City Business Directories were created by private publishers and include individuals as well as businesses. Historically, what they included and how the geographical coverage was handled, varied by publisher. Many, but not all, of these directories did have a reverse lookup function by address. Other points to note:
The Library of Congress has many of these directories in print, on microform, and available electronically. Many of these directories do not have catalog records so you must request them in person by submitting a paper request in either the Main Reading Room or the Science & Business Reading Room. You will request them by place (city/county) and year(s). An inventory of directories in microformat can be seen at the link below is an inventory of directories in microform. These directories can only use them in the Microform and Electronic Resources Center but it is self-serve. Lastly, some of these directories have been digitized in subscription databases like Ancestry.com and Archives Unbound as well as by the Library's web. See the entries below for information on access.

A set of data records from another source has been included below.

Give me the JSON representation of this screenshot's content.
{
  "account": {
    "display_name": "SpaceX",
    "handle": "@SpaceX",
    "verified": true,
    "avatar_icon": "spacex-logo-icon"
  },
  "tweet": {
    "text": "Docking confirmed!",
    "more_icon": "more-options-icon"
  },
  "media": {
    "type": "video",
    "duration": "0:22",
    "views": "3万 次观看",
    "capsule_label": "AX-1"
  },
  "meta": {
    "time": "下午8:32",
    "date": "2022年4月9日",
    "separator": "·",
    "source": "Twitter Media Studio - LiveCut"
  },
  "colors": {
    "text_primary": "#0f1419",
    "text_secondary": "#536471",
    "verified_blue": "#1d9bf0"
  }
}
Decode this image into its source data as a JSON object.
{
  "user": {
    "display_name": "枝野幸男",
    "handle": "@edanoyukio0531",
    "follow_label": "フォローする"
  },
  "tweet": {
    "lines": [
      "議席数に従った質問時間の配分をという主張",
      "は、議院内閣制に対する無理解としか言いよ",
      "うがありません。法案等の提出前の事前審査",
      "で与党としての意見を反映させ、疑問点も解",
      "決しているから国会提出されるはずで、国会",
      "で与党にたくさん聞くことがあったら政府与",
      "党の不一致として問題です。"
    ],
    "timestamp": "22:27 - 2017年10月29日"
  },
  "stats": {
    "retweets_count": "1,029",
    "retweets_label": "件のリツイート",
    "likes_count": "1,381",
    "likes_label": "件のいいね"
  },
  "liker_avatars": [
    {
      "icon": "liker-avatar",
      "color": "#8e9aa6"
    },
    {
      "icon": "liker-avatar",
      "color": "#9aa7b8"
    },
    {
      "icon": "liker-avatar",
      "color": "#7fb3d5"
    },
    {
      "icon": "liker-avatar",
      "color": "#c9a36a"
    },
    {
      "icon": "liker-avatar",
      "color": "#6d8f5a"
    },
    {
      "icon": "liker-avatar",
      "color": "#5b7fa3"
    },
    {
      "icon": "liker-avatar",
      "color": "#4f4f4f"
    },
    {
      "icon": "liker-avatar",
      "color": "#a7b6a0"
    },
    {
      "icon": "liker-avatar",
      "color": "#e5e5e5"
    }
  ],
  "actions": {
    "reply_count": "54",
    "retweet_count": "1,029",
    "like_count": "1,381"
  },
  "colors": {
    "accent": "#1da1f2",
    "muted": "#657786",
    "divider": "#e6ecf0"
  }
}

The Library of Congress also has a collection of telephone books from places around the United States and abroad. None of these items is contained in the catalog. You must request them in person and it is best done in the Science and Business Reading Room. There is some inventory for the United States—see link below—but it isn't complete. The Library also has many telephone directories from around the world but there is no comprehensive inventory for them all. However, staff have been creating individual inventories for some places like countries in Eastern Europe and the Balkan area so over time those may have inventories as well.
Please see a reference librarian for assistance if you have any questions about any of these directories. The subscription resources marked with a padlock are available to researchers on-site at the Library of Congress. If you are unable to visit the Library, you may be able to access these resources through your local public or academic library.